Mobile Apps and Personal Beauty

Beauty, like almost every industry these days, is riding the wave of mobile revolution. From the titans who have survived decades of change (such as L’Oreal, founded in 1909) to younger upstarts (such as Glossier, spun out of a beauty blog in 2014), the whole industry is taking advantage of the new possibilities that native mobile apps can provide.


It’s easy to see why: mobile apps find customers wherever they are. Mobile apps are the best way for consumers to find what they need, from the products themselves to the titanic amount of content generated by brands and influencers.

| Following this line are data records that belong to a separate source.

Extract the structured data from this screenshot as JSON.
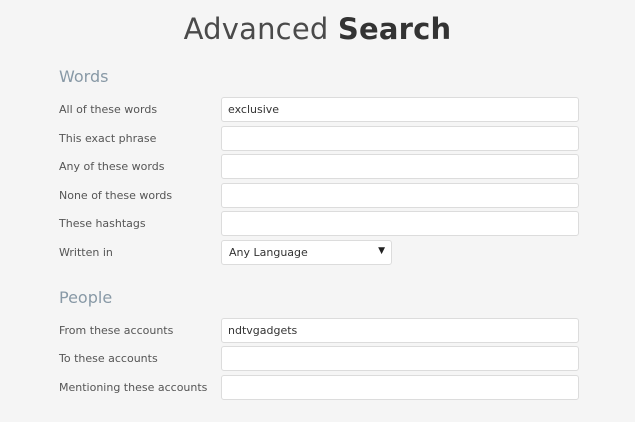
{
  "page": {
    "title_light": "Advanced ",
    "title_bold": "Search"
  },
  "words": {
    "heading": "Words",
    "all_label": "All of these words",
    "all_value": "exclusive",
    "exact_label": "This exact phrase",
    "exact_value": "",
    "any_label": "Any of these words",
    "any_value": "",
    "none_label": "None of these words",
    "none_value": "",
    "hashtags_label": "These hashtags",
    "hashtags_value": "",
    "language_label": "Written in",
    "language_selected": "Any Language",
    "language_caret": "▼"
  },
  "people": {
    "heading": "People",
    "from_label": "From these accounts",
    "from_value": "ndtvgadgets",
    "to_label": "To these accounts",
    "to_value": "",
    "mentioning_label": "Mentioning these accounts",
    "mentioning_value": ""
  },
  "colors": {
    "section_heading": "#8899a6",
    "background": "#f5f5f5",
    "field_border": "#dcdcdc"
  }
}
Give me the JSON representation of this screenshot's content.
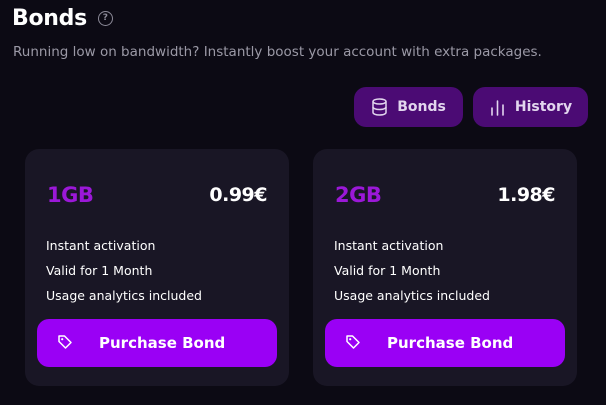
{
  "header": {
    "title": "Bonds",
    "help_glyph": "?",
    "subtitle": "Running low on bandwidth? Instantly boost your account with extra packages."
  },
  "toolbar": {
    "bonds_label": "Bonds",
    "bonds_icon": "database-icon",
    "history_label": "History",
    "history_icon": "bar-chart-icon"
  },
  "cards": [
    {
      "size": "1GB",
      "price": "0.99€",
      "features": [
        "Instant activation",
        "Valid for 1 Month",
        "Usage analytics included"
      ],
      "button_label": "Purchase Bond",
      "button_icon": "tag-icon"
    },
    {
      "size": "2GB",
      "price": "1.98€",
      "features": [
        "Instant activation",
        "Valid for 1 Month",
        "Usage analytics included"
      ],
      "button_label": "Purchase Bond",
      "button_icon": "tag-icon"
    }
  ],
  "colors": {
    "background": "#0c0a14",
    "card": "#191625",
    "accent": "#9a00f5",
    "accent_dark": "#4b0b74",
    "size_text": "#9b18d8",
    "muted_text": "#9b99a6"
  }
}
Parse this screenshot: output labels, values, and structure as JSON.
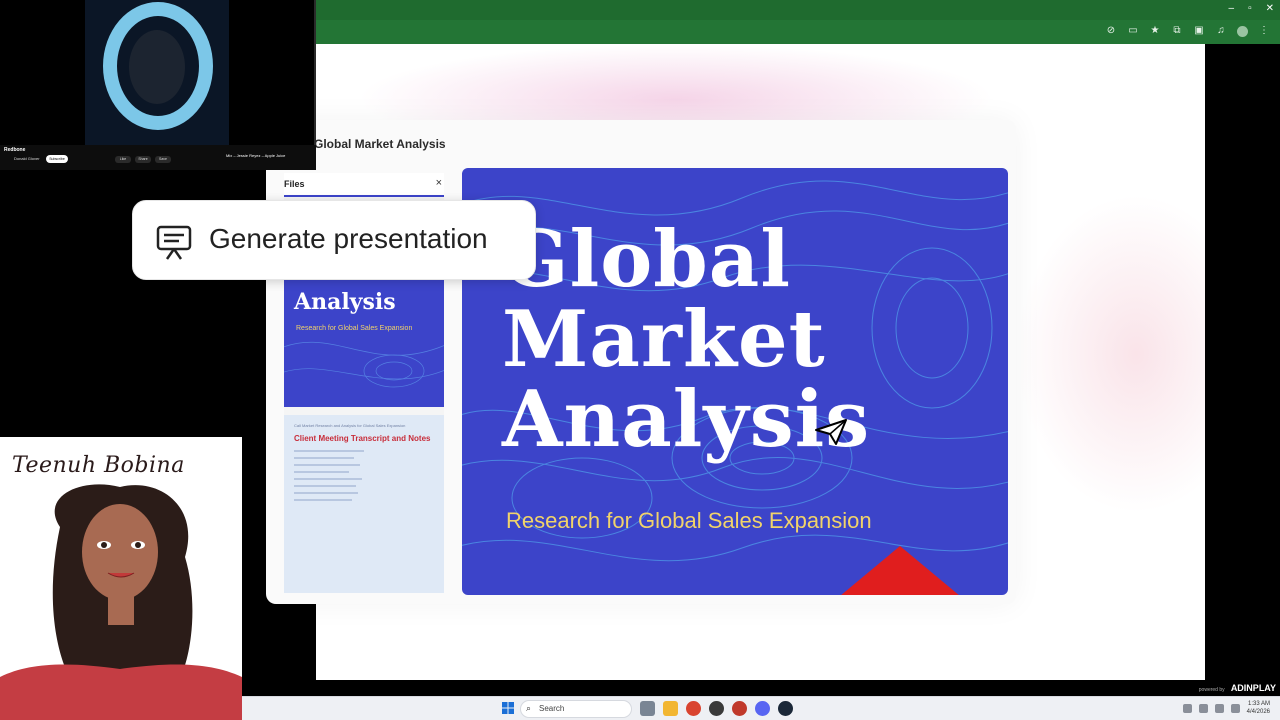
{
  "page": {
    "doc_title": "Global Market Analysis"
  },
  "files_panel": {
    "label": "Files",
    "close": "×",
    "thumb1": {
      "title": "Analysis",
      "subtitle": "Research for Global Sales Expansion"
    },
    "thumb2": {
      "small": "Call Market Research and Analysis for Global Sales Expansion",
      "heading": "Client Meeting Transcript and Notes"
    }
  },
  "slide": {
    "title_lines": [
      "Global",
      "Market",
      "Analysis"
    ],
    "subtitle": "Research for Global Sales Expansion"
  },
  "action": {
    "generate_label": "Generate presentation"
  },
  "video": {
    "song_title": "Redbone",
    "artist": "Donald Glover",
    "subscribe": "Subscribe",
    "actions": [
      "Like",
      "Share",
      "Save"
    ],
    "next_title": "Mix – Jessie Reyez – Apple Juice"
  },
  "streamer": {
    "signature": "Teenuh Bobina"
  },
  "overlay": {
    "powered_by": "powered by",
    "brand": "ADINPLAY"
  },
  "taskbar": {
    "search_label": "Search",
    "time": "1:33 AM",
    "date": "4/4/2026"
  },
  "colors": {
    "slide_bg": "#3c44c9",
    "slide_subtitle": "#f1d36a",
    "chrome_green": "#237535",
    "accent_red": "#e01e1e"
  }
}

There’s no getting around the data. The beauty industry drove over $62 billion in 2016 just in the United States. Beauty consumers aged 18-44 use their mobile devices more than any other resource to consume beauty content, and 63% of users in this group use their mobile device to make the best decisions when they shop in-store.

It’s easy to see why, literally – the visual focus of apps like Snapchat and Instagram are well-aligned with industry’s necessary image-based emphasis. These apps are also well-lent to community-building, which is important for users who value recommendations and reviews as a part of their consumer decision-making. Almost four out of every five beauty buyers use their mobile device to get such social information while they are in-store.


Technological innovation has given mobile-driven companies the ability to deliver comparable interactivity through chatbots, and many beauty brands have embraced this feature through their own apps or through larger solutions like Facebook Messenger. Dior recently launched Dior Insider, which uses Messenger to deliver premium content. More importantly, Dior Insider is aligned across channels; and users are encouraged to continue their experience with the brand by visiting a Dior counter in-person.


Augmented Reality is another mobile feature that beauty brands are taking up. AR allows you to try-before-you-buy in the beauty world, enabling users to test many different brands at once at no cost and without having to leave the comfort of their own homes. Industry leader L’Oreal has expanded their commitment to AR in their marketing as well, partnering with AR firm ModiFace back in the summer of 2016. Since then, the flagship brand and a number of its subsidiaries have launched multiple AR apps, like L’Oreal’s Makeup Genius app and YouCam Makeup. Sephora is another industry leader to venture into the AR game, recently adding a AR-aligned app to its mobile suite. The app delivers makeup tutorial-type content, of a piece with the YouTube genre that many turn to for help.


Chatbots and AR help solve a basic problem in the beauty space – the product selection is gigantic and can be overwhelming to parse for the average consumer, making it difficult for new products and innovations to take root.


It’s a large and competitive market, and mobile apps have become a critical part of it. Through mobile, brands can deliver a personalized experience that feels luxurious and elegant no matter the price point of the actual products.  It’s what mobile users have come to expect in an omni-channel world, and it’s a way for brands to build the relationships and user connections that are essential to standing out in a crowded space.